“Where do you see yourself in 5 years?” was a question in my interview for a private school at age 13. To me, the question was unsettling. I could barely decide on what I wanted to wear to school let alone the vision I had for my 18-year-old legal to vote, buy porn and cigarettes self. I felt as if there was a right answer. So, I did what I always did when I felt uncomfortable; I started laughing until my face contorted into a Claire Danes ugly cry and pulled my knees in front of my face and refused to speak. I could feel the disappointment of the room wash over me. I wanted my parents to save me from this witch of a woman asking me terrifying questions or better yet have the answer for me.
Questions about my future have daunted me ever since. The fear of getting it wrong, the fear of going after something and failing, the fear of making a huge mistake, the fear of making any mistake, the fear of declaring what I want in my life and how I want to live it. Fear has dictated a number of my decisions be its job opportunities, salaries, relationships, relocating, trying something new. I let it bubble up and fester until finally, I can’t take it anymore. I get sick of it. Sick of the self-doubt, the negativity, the worry of what other people think, and I let go. I never loved the term ‘leap of faith’, it gets thrown around so flippantly, like “just go for it” as if it’s such an easy thing to do because it’s not. A leap of faith is profoundly personal and defined individually. It can’t be compared or measured by success or failure. It requires a level of risk. Two instances come to mind when I think of taking a leap of faith, both were for love but each in a different way.
His name was Ross. We met in high school and reconnected on a double date ten years later. He was attractive, incredibly smart, kind, and hung on my every word. I had never felt this way about anyone; he made me feel like I was the only one in the room, that I was smart and funny and sexy. Every guy I had dated up to that point played games, feared commitment and-or emotional connection. Ross was sure of himself and very sure of me. And I fell for him, hard. He was studying for his Ph.D. in Champaign, IL so we tried long-distance until the reality set in that he had three years left in school and I couldn’t bring myself to say I was leaving Los Angeles for a guy in Illinois. Even though I didn't really love my job, I just couldn’t do it. Move to the Midwest? What would my friends and family think of me? What would I even do in Champaign? There’s nothing even remotely related to my career there. So, I ended it. Months went by, “Did I make a huge mistake?”. It haunted me. I received a letter from Ross; it was heartbreakingly honest and sincere. At that moment, I knew I would regret not trying Illinois for the rest of my life. So, I packed my car with all my belongings and drove 32 hours to Champaign, Illinois.

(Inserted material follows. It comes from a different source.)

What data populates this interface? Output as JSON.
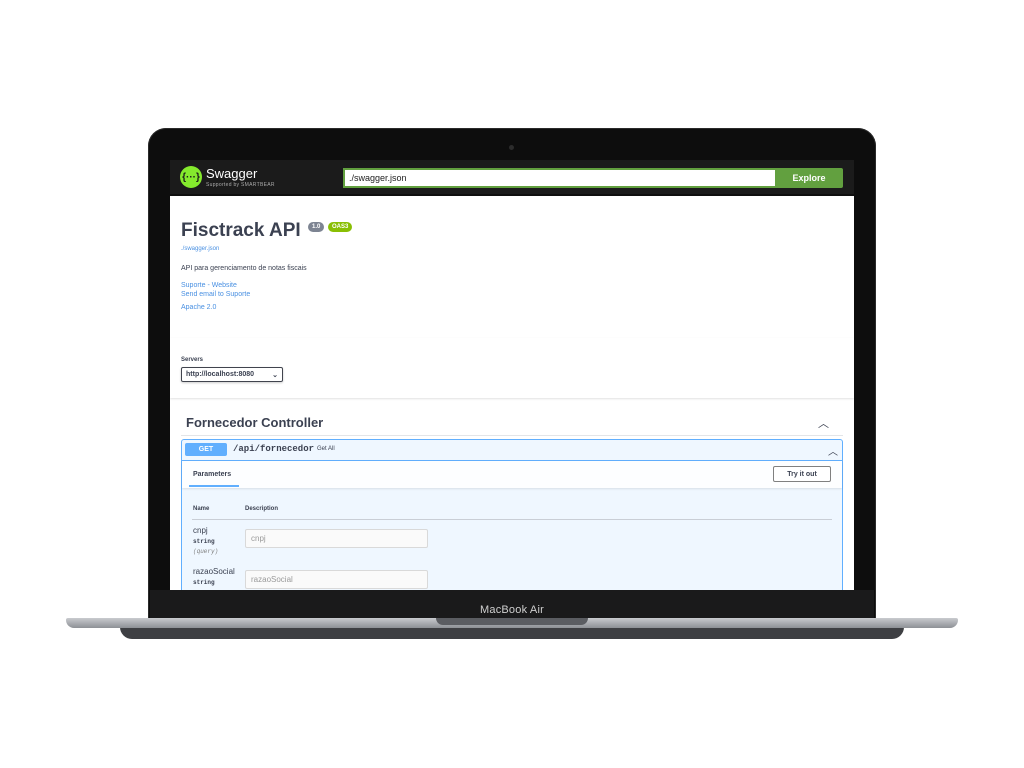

Moving in with a significant other is exciting and terrifying. We made our world around each other. We cooked dinner together, watched our favorite shows, shared one closet, shared one bathroom, shared friends, and we got a dog, I even started to like football. I found comfort in our predictable day-to-day. By many standards we were happy, but as months went on, I could feel myself becoming restless. I chalked up my codependency to “nesting,” but inside I knew I felt purposeless. I found a part-time job working at the University where I was surrounded by graduate and undergraduate students that seemed to have their career trajectory charted since their conception. I was envious. The last time I felt that kind of clarity was in middle school when I wrote a 25-page autobiography boldly stating that I wanted to be a writer. But somewhere between puberty and adulthood, I lost that conviction. I decided that playing it safe and being agreeable was a better bet than the possibility of failure.
The sacrifice I had made to move my life to Champaign felt romantic and selfless, but deep down I selfishly believed the universe owed me something in return for the noble decision I had made. Failure was not an option for this relationship no matter the cost. However, it became painfully clear that we had become two strangers and his obliviousness to my despair drove me deeper into my hole of resentment. If I could just stop feeling this way, if I could only find a passion, if I could just be happy, but I couldn’t. I felt crippled trying to make decisions, and I could feel my incessant need for his affirmation and attention driving him further and further away from me. I was lost. I woke up one Monday morning and realized that I had spent the weekend making applesauce and watching an entire season of Keeping Up with The Kardashians. I was bored and depressed and terrified that I had spent a whole year trying so hard to fit myself into someone else’s life that I had completely lost sight of my own. Leaving Champaign and the life we built was one of the hardest things I have ever done, where was I going? What would I do? For the first time, I knew that to take hold of something there I had to let go, as painful and uncertain as it felt.